Action item
What you return must match the records below exactly, down to each character.

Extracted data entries
*** Begin section ***

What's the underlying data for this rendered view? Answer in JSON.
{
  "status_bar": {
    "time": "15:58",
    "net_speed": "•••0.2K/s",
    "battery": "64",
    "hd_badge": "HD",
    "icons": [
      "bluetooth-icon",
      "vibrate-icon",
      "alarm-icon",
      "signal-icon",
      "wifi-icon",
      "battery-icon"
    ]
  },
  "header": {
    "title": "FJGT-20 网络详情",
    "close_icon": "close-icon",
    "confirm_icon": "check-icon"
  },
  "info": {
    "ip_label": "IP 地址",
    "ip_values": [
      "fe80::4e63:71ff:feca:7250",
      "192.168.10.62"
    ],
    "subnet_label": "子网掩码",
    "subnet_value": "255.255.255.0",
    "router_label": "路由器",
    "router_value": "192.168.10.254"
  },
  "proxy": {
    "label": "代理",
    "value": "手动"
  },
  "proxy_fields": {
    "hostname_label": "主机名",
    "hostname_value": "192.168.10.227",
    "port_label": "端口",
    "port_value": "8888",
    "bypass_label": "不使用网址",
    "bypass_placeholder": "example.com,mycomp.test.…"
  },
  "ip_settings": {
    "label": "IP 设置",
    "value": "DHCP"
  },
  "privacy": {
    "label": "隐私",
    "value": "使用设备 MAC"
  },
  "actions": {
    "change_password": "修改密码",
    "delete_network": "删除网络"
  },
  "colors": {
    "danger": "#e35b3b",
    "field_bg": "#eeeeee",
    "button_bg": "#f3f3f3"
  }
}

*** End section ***

Response to this exercise
What's the underlying data for this rendered view? Answer in JSON.
{
  "status_bar": {
    "time": "15:58",
    "net_speed": "•••0.2K/s",
    "battery": "64",
    "hd_badge": "HD",
    "icons": [
      "bluetooth-icon",
      "vibrate-icon",
      "alarm-icon",
      "signal-icon",
      "wifi-icon",
      "battery-icon"
    ]
  },
  "header": {
    "title": "FJGT-20 网络详情",
    "close_icon": "close-icon",
    "confirm_icon": "check-icon"
  },
  "info": {
    "ip_label": "IP 地址",
    "ip_values": [
      "fe80::4e63:71ff:feca:7250",
      "192.168.10.62"
    ],
    "subnet_label": "子网掩码",
    "subnet_value": "255.255.255.0",
    "router_label": "路由器",
    "router_value": "192.168.10.254"
  },
  "proxy": {
    "label": "代理",
    "value": "手动"
  },
  "proxy_fields": {
    "hostname_label": "主机名",
    "hostname_value": "192.168.10.227",
    "port_label": "端口",
    "port_value": "8888",
    "bypass_label": "不使用网址",
    "bypass_placeholder": "example.com,mycomp.test.…"
  },
  "ip_settings": {
    "label": "IP 设置",
    "value": "DHCP"
  },
  "privacy": {
    "label": "隐私",
    "value": "使用设备 MAC"
  },
  "actions": {
    "change_password": "修改密码",
    "delete_network": "删除网络"
  },
  "colors": {
    "danger": "#e35b3b",
    "field_bg": "#eeeeee",
    "button_bg": "#f3f3f3"
  }
}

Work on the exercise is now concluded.